Since mid-August, Georgian officials (including Nadareishvili) have repeatedly alleged that Russian and Abkhaz troops are preparing a joint operation to dislodge the Georgian border guards and armed civilian reservists who control the upper reaches of the Kodori Gorge. The Abkhaz government has rejected those allegations and, in turn, accused Tbilisi of planning a repeat of last October's offensive, in which Chechen fighters subordinate to field commander Ruslan Gelaev and armed Georgians attempted to advance southwest from the upper to the lower reaches of Kodori in bid to retake Sukhum (see "RFE/RL Newsline," 16 September 2002).
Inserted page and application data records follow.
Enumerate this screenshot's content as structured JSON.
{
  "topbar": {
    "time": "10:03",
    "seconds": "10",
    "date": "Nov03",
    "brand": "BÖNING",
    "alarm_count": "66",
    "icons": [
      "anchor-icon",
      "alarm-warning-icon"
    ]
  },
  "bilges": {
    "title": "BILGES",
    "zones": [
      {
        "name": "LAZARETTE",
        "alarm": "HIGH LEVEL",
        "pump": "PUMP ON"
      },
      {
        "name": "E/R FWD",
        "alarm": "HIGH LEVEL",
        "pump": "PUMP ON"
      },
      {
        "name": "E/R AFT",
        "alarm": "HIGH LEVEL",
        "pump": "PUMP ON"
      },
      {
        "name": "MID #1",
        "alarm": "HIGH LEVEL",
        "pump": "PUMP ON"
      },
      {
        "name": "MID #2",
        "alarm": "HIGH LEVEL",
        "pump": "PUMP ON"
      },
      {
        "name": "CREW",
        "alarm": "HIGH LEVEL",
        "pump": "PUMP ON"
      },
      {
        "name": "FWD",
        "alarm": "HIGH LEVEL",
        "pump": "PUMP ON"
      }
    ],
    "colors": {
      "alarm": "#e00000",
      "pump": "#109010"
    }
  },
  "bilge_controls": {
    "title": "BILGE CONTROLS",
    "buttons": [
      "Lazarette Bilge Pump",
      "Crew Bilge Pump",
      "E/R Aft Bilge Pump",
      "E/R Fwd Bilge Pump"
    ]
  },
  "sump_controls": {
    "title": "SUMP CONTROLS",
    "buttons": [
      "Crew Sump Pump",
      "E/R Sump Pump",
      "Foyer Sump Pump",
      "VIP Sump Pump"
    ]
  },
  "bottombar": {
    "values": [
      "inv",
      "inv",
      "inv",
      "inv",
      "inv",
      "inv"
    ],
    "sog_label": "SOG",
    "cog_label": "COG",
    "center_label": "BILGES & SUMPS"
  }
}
But Kodori Governor Kvitsiani, who reportedly accompanied the Georgian/Chechen contingent that invaded Kodori last October (see "RFE/RL Newsline," 14 November 2001), has questioned whether some Georgian officials have exaggerated the likelihood of new fighting. Caucasus Press on 1 October quoted Kvitsiani as telling the newspaper "Mtavari gazeti" that Shevardnadze is being fed mutually contradictory information by members of his entourage. Kvitsiani specifically rejected Georgian intelligence chief Lieutenant General Avtandil Ioseliani's statement that the chances Georgia will lose control of the upper reaches of Kodori are "quite high." He added that Abkhaz troops are being permitted to inspect the upper, Georgian-controlled reaches of Kodori to see for themselves that there are no Chechens encamped there. (Liz Fuller)

QUOTATIONS OF THE WEEK. "Grozny was destroyed worse than Stalingrad. What was Stalingrad? Just one long street along the Volga river. Our 30 kilometers in diameter." -- Chechnya's chief land surveyor, Khavazh Denisultanov, quoted in "The Moscow Times" on 7 October.

"My contacts with representatives of the federal government lead me to believe there is no single center for decision-making on the issue of Chechnya. Decision-making is often based on current circumstances and transient interests." -- Salambek Maigov, quoted by "Nezavisimaya gazeta" on 4 October.

"An image has been created of the Chechens as permanently restive, unfamiliar with anything except an automatic rifle. It is imperative to speak of the best traits of the Chechens, of their ancient and noble traditions, of the best representatives of this people." -- Ingush President Murat Zyazikov, quoted by "Nezavisimaya gazeta" on 9 October.